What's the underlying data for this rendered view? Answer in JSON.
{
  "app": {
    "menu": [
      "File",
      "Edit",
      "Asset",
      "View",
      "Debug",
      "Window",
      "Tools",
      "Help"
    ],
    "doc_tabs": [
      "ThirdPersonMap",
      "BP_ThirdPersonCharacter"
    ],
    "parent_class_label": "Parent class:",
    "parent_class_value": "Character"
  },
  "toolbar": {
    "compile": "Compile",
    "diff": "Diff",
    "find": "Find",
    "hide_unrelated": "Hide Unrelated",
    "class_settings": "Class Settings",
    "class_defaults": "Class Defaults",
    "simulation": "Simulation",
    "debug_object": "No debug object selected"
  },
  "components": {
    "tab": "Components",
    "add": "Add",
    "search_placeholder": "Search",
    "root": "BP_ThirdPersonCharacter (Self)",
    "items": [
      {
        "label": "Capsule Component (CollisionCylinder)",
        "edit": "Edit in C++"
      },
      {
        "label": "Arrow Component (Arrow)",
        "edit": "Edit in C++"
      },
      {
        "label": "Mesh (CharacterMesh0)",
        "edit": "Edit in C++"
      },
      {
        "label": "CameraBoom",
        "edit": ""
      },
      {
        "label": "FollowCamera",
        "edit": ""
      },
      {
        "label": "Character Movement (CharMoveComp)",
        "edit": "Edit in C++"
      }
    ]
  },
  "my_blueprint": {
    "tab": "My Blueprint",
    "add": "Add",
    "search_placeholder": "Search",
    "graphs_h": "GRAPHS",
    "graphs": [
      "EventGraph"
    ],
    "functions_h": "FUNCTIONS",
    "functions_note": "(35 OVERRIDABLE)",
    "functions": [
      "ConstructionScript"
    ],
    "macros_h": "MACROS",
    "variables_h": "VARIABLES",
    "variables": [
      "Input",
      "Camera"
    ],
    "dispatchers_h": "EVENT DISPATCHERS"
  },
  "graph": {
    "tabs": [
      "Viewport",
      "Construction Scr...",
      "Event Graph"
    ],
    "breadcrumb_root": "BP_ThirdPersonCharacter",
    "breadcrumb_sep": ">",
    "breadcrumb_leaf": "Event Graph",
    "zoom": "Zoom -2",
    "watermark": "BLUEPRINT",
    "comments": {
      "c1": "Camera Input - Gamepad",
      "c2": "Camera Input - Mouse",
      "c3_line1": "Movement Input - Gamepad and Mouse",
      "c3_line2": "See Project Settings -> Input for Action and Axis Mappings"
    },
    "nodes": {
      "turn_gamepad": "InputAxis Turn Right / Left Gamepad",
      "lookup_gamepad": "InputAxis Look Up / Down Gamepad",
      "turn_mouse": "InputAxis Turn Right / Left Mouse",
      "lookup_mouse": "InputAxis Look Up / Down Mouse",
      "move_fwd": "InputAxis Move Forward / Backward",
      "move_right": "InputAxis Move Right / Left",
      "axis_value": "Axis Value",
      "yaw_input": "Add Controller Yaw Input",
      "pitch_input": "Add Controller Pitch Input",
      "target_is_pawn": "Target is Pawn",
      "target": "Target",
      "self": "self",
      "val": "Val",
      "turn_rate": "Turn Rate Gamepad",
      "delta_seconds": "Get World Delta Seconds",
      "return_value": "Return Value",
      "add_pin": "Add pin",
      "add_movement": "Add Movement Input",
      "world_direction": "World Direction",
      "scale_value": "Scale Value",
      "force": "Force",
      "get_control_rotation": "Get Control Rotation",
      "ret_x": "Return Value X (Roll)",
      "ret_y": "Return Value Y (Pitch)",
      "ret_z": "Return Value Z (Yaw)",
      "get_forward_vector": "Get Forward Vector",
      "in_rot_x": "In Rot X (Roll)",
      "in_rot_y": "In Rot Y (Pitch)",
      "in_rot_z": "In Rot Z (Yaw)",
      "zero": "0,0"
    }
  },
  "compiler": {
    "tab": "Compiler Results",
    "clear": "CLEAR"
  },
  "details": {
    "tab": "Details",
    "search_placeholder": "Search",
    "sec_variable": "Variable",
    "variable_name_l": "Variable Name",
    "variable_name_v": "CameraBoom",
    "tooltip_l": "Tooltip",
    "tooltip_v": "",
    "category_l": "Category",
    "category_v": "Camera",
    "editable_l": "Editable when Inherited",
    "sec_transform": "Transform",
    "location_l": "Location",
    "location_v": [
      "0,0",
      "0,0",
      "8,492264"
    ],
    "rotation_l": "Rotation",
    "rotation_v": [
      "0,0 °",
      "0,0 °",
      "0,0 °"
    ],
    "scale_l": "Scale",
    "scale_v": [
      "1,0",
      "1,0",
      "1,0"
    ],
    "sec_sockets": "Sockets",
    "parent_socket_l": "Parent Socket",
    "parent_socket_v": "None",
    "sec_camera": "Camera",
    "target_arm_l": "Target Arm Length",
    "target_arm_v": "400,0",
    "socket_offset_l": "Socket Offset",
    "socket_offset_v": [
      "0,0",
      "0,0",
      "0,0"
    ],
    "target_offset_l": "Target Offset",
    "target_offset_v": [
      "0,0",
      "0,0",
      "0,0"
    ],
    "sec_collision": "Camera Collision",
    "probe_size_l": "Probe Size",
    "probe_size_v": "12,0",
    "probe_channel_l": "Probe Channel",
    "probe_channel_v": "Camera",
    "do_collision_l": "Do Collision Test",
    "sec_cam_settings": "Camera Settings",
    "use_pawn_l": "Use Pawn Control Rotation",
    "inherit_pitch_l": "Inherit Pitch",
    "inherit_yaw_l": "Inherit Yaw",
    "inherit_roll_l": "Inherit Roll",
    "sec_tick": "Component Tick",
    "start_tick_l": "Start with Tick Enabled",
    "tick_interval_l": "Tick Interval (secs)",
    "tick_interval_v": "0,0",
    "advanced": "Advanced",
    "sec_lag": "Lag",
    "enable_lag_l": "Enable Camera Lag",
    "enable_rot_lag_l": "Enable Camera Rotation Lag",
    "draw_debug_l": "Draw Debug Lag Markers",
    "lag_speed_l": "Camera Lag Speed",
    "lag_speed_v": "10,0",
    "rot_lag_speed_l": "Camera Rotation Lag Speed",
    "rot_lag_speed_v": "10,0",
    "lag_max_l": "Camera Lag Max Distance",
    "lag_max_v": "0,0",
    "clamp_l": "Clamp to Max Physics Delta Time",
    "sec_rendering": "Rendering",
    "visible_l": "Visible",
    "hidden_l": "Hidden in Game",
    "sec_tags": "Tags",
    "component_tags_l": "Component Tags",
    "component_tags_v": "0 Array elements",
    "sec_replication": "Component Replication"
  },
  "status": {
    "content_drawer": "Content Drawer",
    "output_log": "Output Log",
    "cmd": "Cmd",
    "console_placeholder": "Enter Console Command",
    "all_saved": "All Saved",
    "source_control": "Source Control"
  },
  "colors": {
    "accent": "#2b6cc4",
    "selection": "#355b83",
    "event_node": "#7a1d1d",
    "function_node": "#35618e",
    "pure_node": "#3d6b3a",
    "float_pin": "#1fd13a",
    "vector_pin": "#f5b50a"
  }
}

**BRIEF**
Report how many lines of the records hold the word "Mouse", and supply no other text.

**ANSWER AREA**
4